### DESCRIPTION OF THE TASK
Search the material and gather each line with "screenshot" in it.

### DATA IN THIS EXERCISE
::::::

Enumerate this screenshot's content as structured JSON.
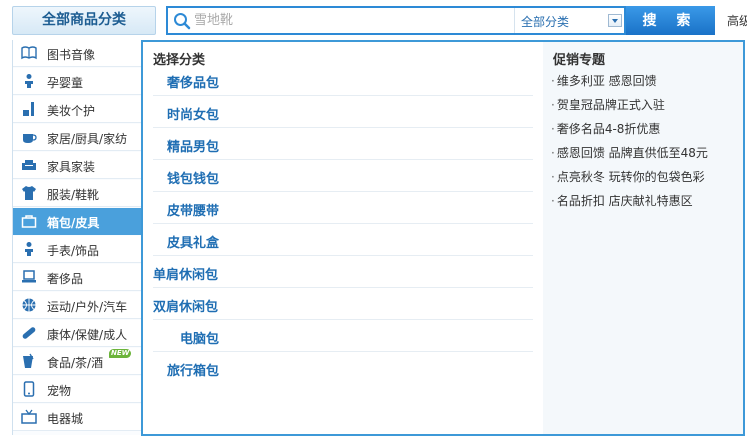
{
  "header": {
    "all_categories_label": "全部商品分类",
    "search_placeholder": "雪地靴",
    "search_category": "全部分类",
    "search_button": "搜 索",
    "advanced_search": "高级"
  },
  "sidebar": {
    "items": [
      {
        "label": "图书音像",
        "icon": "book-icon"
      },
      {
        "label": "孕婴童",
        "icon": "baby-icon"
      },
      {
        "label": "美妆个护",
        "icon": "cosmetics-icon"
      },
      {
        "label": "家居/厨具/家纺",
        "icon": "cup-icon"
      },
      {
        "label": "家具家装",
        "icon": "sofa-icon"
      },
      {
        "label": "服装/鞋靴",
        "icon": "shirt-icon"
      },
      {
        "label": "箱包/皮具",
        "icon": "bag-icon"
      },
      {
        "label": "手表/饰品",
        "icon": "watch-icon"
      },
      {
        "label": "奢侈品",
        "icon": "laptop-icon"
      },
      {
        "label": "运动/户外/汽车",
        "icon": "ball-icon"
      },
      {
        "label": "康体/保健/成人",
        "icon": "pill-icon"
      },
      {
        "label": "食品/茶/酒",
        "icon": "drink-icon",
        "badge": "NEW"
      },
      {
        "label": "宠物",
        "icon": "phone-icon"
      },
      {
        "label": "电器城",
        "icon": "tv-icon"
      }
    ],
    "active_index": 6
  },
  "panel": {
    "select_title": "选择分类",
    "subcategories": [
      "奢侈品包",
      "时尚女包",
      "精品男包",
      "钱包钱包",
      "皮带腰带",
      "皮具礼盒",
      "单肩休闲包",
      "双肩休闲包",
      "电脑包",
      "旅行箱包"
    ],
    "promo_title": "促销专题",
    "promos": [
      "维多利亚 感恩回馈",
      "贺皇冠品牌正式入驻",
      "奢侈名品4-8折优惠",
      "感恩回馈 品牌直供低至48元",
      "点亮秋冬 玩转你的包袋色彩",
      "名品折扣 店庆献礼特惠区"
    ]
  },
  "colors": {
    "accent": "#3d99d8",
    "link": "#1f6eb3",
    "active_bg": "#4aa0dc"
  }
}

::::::

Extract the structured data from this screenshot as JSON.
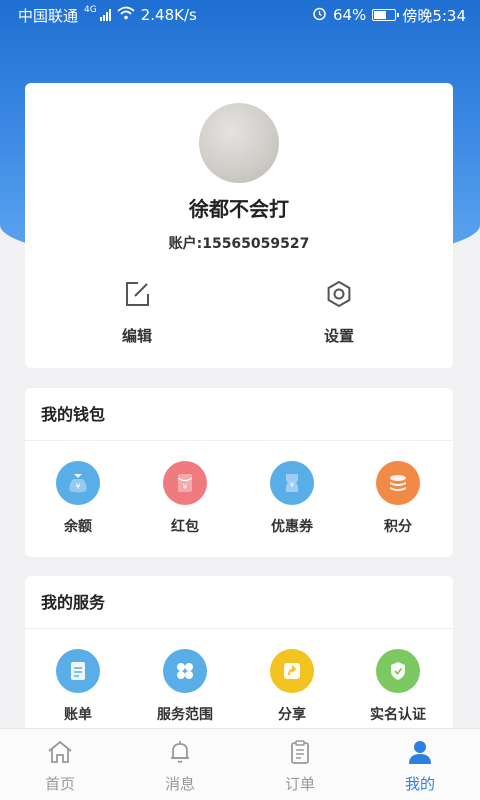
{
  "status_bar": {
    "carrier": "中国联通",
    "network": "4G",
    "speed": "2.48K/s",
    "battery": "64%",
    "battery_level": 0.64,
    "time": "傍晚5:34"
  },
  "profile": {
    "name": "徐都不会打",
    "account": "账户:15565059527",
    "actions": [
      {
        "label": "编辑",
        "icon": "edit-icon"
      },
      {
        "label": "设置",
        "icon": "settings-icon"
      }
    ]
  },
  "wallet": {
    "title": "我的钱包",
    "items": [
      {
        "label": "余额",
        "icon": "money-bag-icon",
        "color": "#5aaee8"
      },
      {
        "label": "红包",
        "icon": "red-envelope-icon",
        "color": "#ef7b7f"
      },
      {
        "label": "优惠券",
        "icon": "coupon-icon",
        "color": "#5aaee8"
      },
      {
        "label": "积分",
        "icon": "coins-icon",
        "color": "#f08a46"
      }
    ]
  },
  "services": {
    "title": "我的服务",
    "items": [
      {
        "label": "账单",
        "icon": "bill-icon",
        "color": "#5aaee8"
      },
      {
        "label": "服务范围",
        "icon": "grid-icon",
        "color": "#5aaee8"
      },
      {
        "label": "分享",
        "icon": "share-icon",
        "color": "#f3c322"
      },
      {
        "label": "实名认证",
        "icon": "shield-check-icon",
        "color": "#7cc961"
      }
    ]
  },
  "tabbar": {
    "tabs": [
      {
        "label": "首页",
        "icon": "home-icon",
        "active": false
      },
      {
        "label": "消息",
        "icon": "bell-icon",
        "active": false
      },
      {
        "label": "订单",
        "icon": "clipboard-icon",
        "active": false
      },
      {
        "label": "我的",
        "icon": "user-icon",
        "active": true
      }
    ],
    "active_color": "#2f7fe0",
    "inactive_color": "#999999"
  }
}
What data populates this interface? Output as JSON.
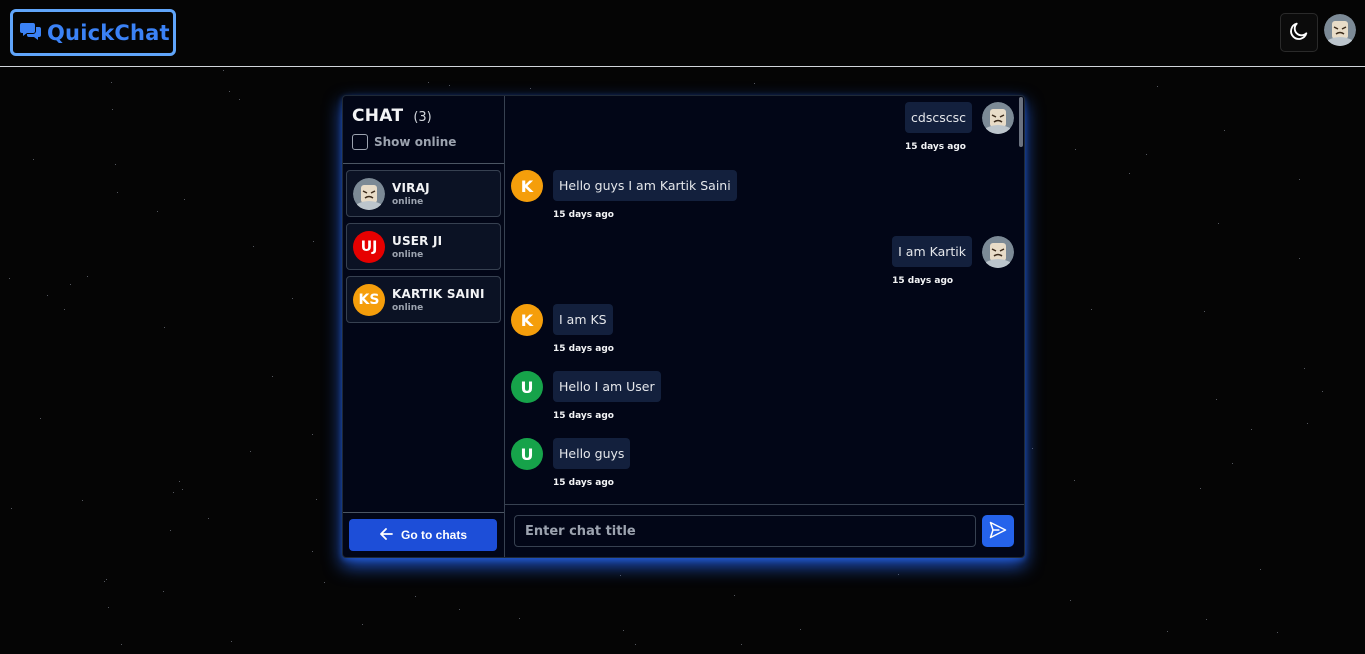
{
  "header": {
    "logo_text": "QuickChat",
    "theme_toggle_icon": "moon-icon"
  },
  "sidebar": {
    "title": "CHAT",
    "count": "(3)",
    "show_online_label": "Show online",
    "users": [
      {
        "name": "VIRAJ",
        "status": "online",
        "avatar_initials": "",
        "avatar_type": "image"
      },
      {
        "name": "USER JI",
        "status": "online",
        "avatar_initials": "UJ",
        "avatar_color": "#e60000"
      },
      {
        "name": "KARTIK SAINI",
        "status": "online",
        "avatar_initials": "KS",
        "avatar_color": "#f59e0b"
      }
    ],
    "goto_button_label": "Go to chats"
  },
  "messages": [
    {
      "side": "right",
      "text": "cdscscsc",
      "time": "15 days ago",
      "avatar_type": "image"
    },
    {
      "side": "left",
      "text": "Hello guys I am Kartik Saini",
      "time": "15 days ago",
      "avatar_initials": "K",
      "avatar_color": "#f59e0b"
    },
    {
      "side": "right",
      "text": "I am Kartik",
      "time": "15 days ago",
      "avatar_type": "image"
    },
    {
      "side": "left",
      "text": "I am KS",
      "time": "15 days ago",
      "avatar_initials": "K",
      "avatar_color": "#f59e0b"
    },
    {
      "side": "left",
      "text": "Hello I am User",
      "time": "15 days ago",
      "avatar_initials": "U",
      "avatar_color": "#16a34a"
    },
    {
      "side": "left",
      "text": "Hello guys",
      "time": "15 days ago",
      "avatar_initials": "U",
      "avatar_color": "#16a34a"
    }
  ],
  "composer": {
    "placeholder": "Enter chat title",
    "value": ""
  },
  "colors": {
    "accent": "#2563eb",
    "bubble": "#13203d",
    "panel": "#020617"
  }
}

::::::

### WRITTEN ANSWER
Enumerate this screenshot's content as structured JSON.
Extract the structured data from this screenshot as JSON.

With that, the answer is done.